My longstanding interest in public policy has led to involvement at the provincial and community levels. I have worked on a range of issues, with a particular focus on the economics and sustainability of the fish harvesting sector. I was active in the labour movement over several decades in a variety of capacities, and ran as a candidate for the House of Assembly in 1999. I served on the board of the Public Service Credit Union from 1997 to 2009, and was also a director of the regional economic development board for the northeast Avalon during most of that time. For the past three years I have been a member of the board of the Wooden Boat Museum of Newfoundland and Labrador, and am an active volunteer at The Rooms. I live in St. John’s.

Helen Forsey: With roots both in Newfoundland and on the mainland, my partner Helen Forsey studied agriculture and then worked in Canada and overseas with CUSO, Oxfam and the National Farmers’ Union. A full-time writer and editor since 1991, she divides her time between St. John’s, a co-op in rural Eastern Ontario, and her Newfoundland Railway caboose at Cape St. Francis.

Changing Course: The policy paper “Changing Course – A New Direction for Canadian Fisheries” evolved over recent years as I reflected on the fishery, its history and its current massive problems. Increasingly committed to this work, but without any clear idea of how to make that commitment count, I attended conferences, read extensively, and talked with people in political, academic and scientific circles as well as with fish harvesters. After a number of my letters on fishery issues were published in the St. John’s Telegram, I realized I needed to develop my ideas into a more comprehensive form – something I could present to the policy-makers and the broader public with the goal of making positive change.
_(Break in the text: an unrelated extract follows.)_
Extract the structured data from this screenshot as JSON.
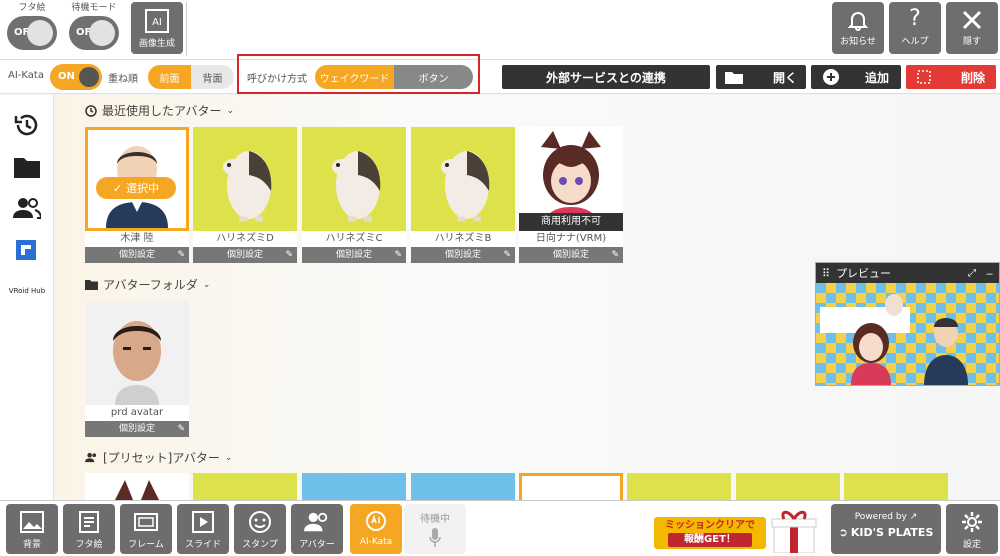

By 2018 I had accumulated extensive notes and jottings on key aspects of this complex subject, and Helen and I began putting it together as a full-fledged policy proposal. In the spring of 2019 it was delivered to the federal Minister of Fisheries and Oceans, whose department, DFO, is in charge of Canada’s fisheries management. The paper has also been distributed to a number of key parliamentarians and others for comments and response.

This website, launched in October 2019, makes the proposal available to a wider public, offering the opportunity for further dialogue, which also continues through the media and other means. We are pursuing both official and unofficial responses to the proposal, networking with interested groups and individuals, and pushing towards implementation of the recommended changes. Your input and suggestions will help us move the process forward.